But the humor isn’t one note, through Katherine, Thompson executes dry humor to balance out Kaling’s empathetic brand and it works. The two play off of each other and watching their characters grow is one of the best things I’ve seen on screen this year. Thompson is hilarious in her own distinct way that puts apart from the rest of the cast. While her stoicism is used to build many if not the majority of the funniest moments of the film when contrasted with Kaling’s emotional Molly, the character of Katherine shines when she is vulnerable.
When marital issues force Katherine to deal with emotion and the smooth veneer to crack in a way the fear of losing her television show didn’t, we see Thompson’s acting range. Paired with John Lithgow as her on-screen husband, Walter, who has been suffering from Parkinson’s Disease, the two do the most emotional work of the film. Leaning on each other, embracing each other, Walter pushes Katherine while also being truthful with her. Their marriage seems idyllic in that their communication and their ability to accept each other.
When that is shattered in the third act, Kaling deals with it in a real way, delivering a few crushing moments for the audience before building them back up. Instead of leaning into over the top emotion and humor, Kaling’s script instead calls for their characters to handle it in a raw way. In truth, as much as Kaling’s over the top quirky and direct humor makes the film, it’s her ability to know when to pull back and let the moments sit in negative or heavy emotions as well that makes Late Night stand out from her other projects and other comedies as a whole.
Overall, Late Night is hilarious while also addressing real-world issues. There are a few forced moments at the very end of the film that doesn’t fit into the rest of the well-paced narrative. The ending is too perfectly tied in a bow for a film that used humor to showcase reality. In addition, my only true gripe is with the need to use a love interest to throw conflict into the plot. Granted it is refreshing to see a woman of color landing an attractive-leading-man-type in Hugh Dancy’s character, but in choosing to have Molly end up with the man who tormented her entire work life just didn’t sit well.
That being said, Late Night is a film with women behind the camera, in front of the camera, completely at the center of the story. The film is about Molly and Mindy, there are not moments where it seems otherwise and all of the comedic weight comes from the two women.
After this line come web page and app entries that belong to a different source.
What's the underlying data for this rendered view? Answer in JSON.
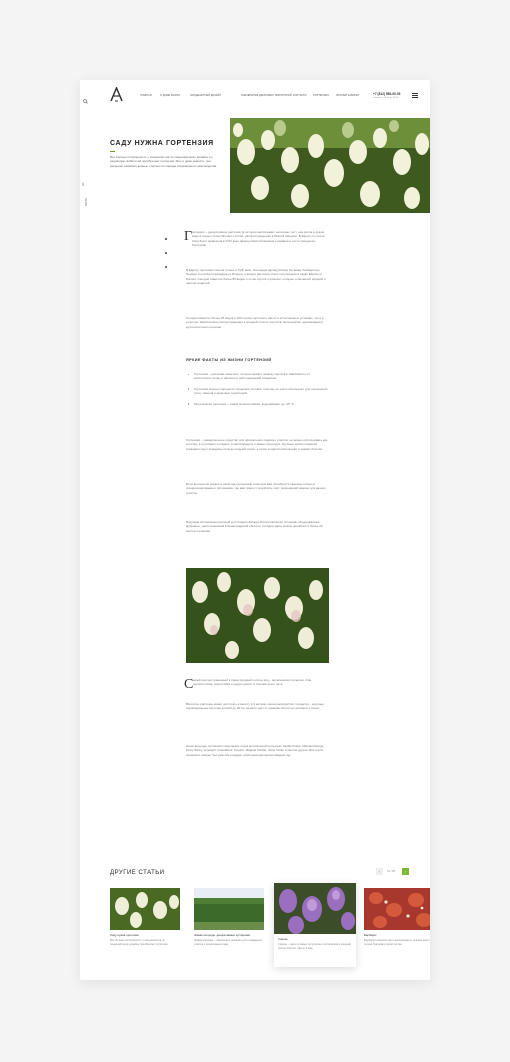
{
  "header": {
    "logo": "A",
    "nav": [
      "ГЛАВНАЯ",
      "О ДОМЕ МАРИИ",
      "ЛАНДШАФТНЫЙ ДИЗАЙН",
      "ОЗЕЛЕНЕНИЕ ДВОРОВЫХ ТЕРРИТОРИЙ",
      "КОНТАКТЫ",
      "ПОРТФОЛИО",
      "ЛИЧНЫЙ КАБИНЕТ"
    ],
    "phone": "+7 (812) 565-90-03",
    "phone_sub": "Звоните с 10:00 до 19:00"
  },
  "side": {
    "lang": "EN",
    "nav_text": "МЕНЮ"
  },
  "hero": {
    "title": "САДУ НУЖНА ГОРТЕНЗИЯ",
    "lead": "Все больше популярность у специалистов по ландшафтному дизайну и у садоводов-любителей приобретает гортензия. Мое и деже живость, она уверенно занимает верные строчки хит-парада современного цветоводства."
  },
  "article": {
    "intro_dropcap": "Г",
    "intro": "ортензия – декоративное растение (в истории насчитывает несколько лет), она росла в диком виде в горных лесах Японии и Китая, распространенная в Южной Америке. В Европу из лесов Азии была привезена в XVIII веке французским ботаником и названа в честь принцессы Гортензии.",
    "p2": "В Европу гортензия попала только в XVIII веке, благодаря французскому ботанику Коммерсону. Первые сорта были выведены в Японии, и вскоре растение стало популярным в садах Европы и России. Сегодня известно более 80 видов и сотни сортов гортензии, которые отличаются формой и цветом соцветий.",
    "p3": "Сегодня известно более 35 видов и 100 сортов гортензии, как их в естественных условиях, так и в культуре. Наибольшее распространение в средней полосе получили метельчатая, древовидная и крупнолистная гортензии.",
    "facts_title": "ЯРКИЕ ФАКТЫ ИЗ ЖИЗНИ ГОРТЕНЗИЙ",
    "facts": [
      "Гортензия – растение-хамелеон, которое меняет окраску цветков в зависимости от кислотности почвы и наличия в ней соединений алюминия.",
      "Гортензия хорошо переносит городские условия, поэтому ее часто используют для озеленения улиц, скверов и дворовых территорий.",
      "Метельчатая гортензия – самая морозостойкая, выдерживает до -35 °С."
    ],
    "p4": "Гортензия – универсальное средство для оформления садового участка: ее можно использовать как солитер, в групповых посадках, в миксбордерах и живых изгородях. Крупные шапки соцветий украшают сад с середины лета до поздней осени, а сухие соцветия используют в зимних букетах.",
    "p5": "Если вы решили украсить свой сад гортензией, советуем вам приобрести саженцы только в специализированных питомниках, где вам помогут подобрать сорт, подходящий именно для вашего участка.",
    "p6": "Ведущим питомником растений для Северо-Запада России является питомник «Ландшафтные Дубравы», расположенный в Ленинградской области. Сегодня здесь можно приобрести более 20 сортов гортензии.",
    "p7_dropcap": "С",
    "p7": "амый распространенный в садах средней полосы вид – метельчатая гортензия. Она неприхотлива, зимостойка и щедро цветет в течение всего лета.",
    "p8": "Взрослое растение может достигать в высоту 2-3 метров, крона раскидистая. Соцветия – крупные пирамидальные метелки длиной до 30 см, меняют цвет от кремово-белого до розового к осени.",
    "p9": "Наши ведущие питомники предлагают сорта метельчатой гортензии: Vanille Fraise, Diamant Rouge, Pinky Winky, Limelight, Grandiflora, Kyushu, Magical Candle, Silver Dollar и многие другие. Все сорта прекрасно зимуют без укрытия и радуют обильным цветением каждый год."
  },
  "others": {
    "title": "ДРУГИЕ СТАТЬИ",
    "pager": "01 / 05",
    "items": [
      {
        "title": "Саду нужна гортензия",
        "text": "Все больше популярность у специалистов по ландшафтному дизайну приобретает гортензия."
      },
      {
        "title": "Живая изгородь: декоративные кустарники",
        "text": "Живая изгородь – прекрасное решение для ограждения участка и зонирования сада."
      },
      {
        "title": "Сирень",
        "text": "Сирень – один из самых популярных кустарников в средней полосе России, цветет в мае."
      },
      {
        "title": "Барбарис",
        "text": "Барбарис неприхотлив и декоративен в течение всего сезона благодаря яркой листве."
      }
    ]
  }
}
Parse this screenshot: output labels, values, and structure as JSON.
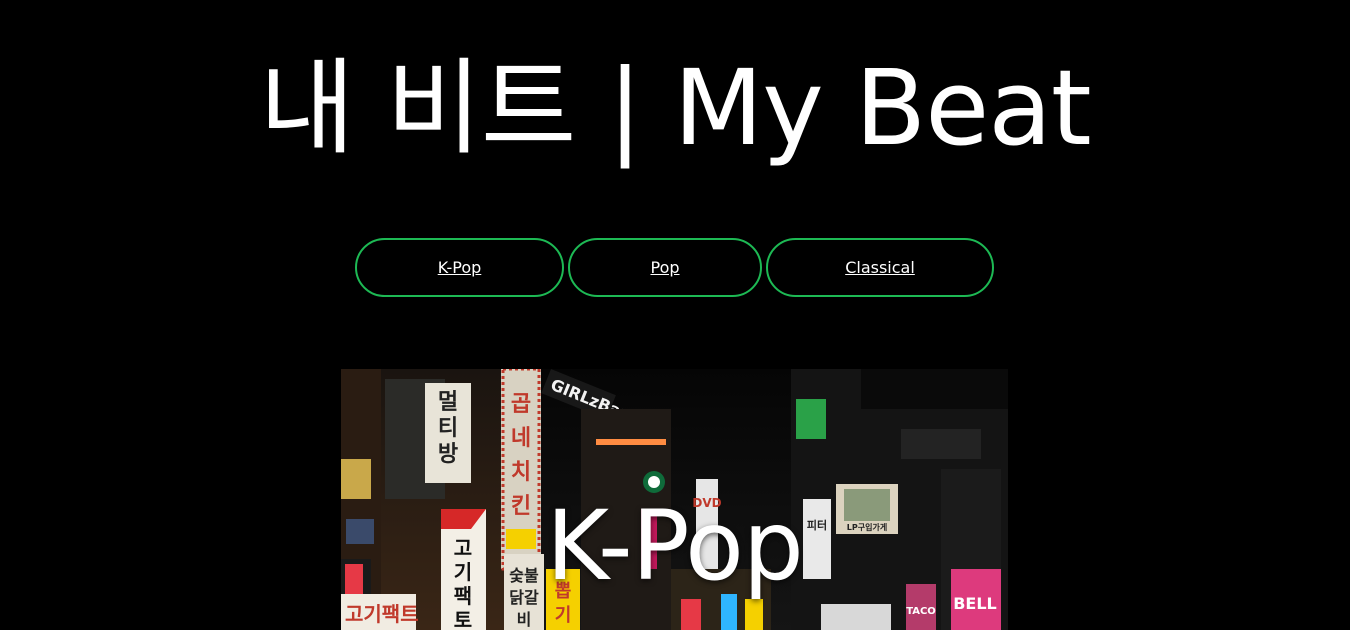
{
  "header": {
    "title": "내 비트 | My Beat"
  },
  "nav": {
    "items": [
      {
        "label": "K-Pop"
      },
      {
        "label": "Pop"
      },
      {
        "label": "Classical"
      }
    ]
  },
  "hero": {
    "title": "K-Pop",
    "signs": {
      "multiroom": "멀티방",
      "gopchang": "곱네치킨",
      "girlzbar": "GIRLzBar",
      "gogi": "고기팩토리",
      "sutbul": "숯불닭갈비",
      "ppopgi": "뽑기",
      "lp": "LP구입가게",
      "dvd": "DVD",
      "bell": "BELL",
      "taco": "TACO"
    }
  },
  "colors": {
    "background": "#000000",
    "accent_border": "#1db954",
    "text": "#ffffff"
  }
}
But beyond that, this film isn’t just good because it has women at the center, it is good because it is thoughtful and honest and is filled with a cast of actors who have comedic chops as well as amazing chemistry.
Late Night is hilarious, authentic, inspiring, and hits all the right notes despite the rushed ending. With an R-rating, the film is able to take jokes as far as it can, pulling back when the situation calls for it but otherwise executing a special kind of humor. As Kaling’s first feature-length film, it’s a great start to what I hope is a long career behind and in front of the camera on the big screen.
Late Night opens in theaters nation wide on June 14th.
Kate is co-founder, EIC, and CCO of BWT. She’s also a Certified Rotten Tomatoes Critic, host, and creator of our flagship podcast, But Why Tho? and Did You Have To?. She also manages all PR relationships for comics, manga, film, TV, and anime. She has an MA in Cultural Anthropology and Religious Studies focusing on how pop culture impacts society.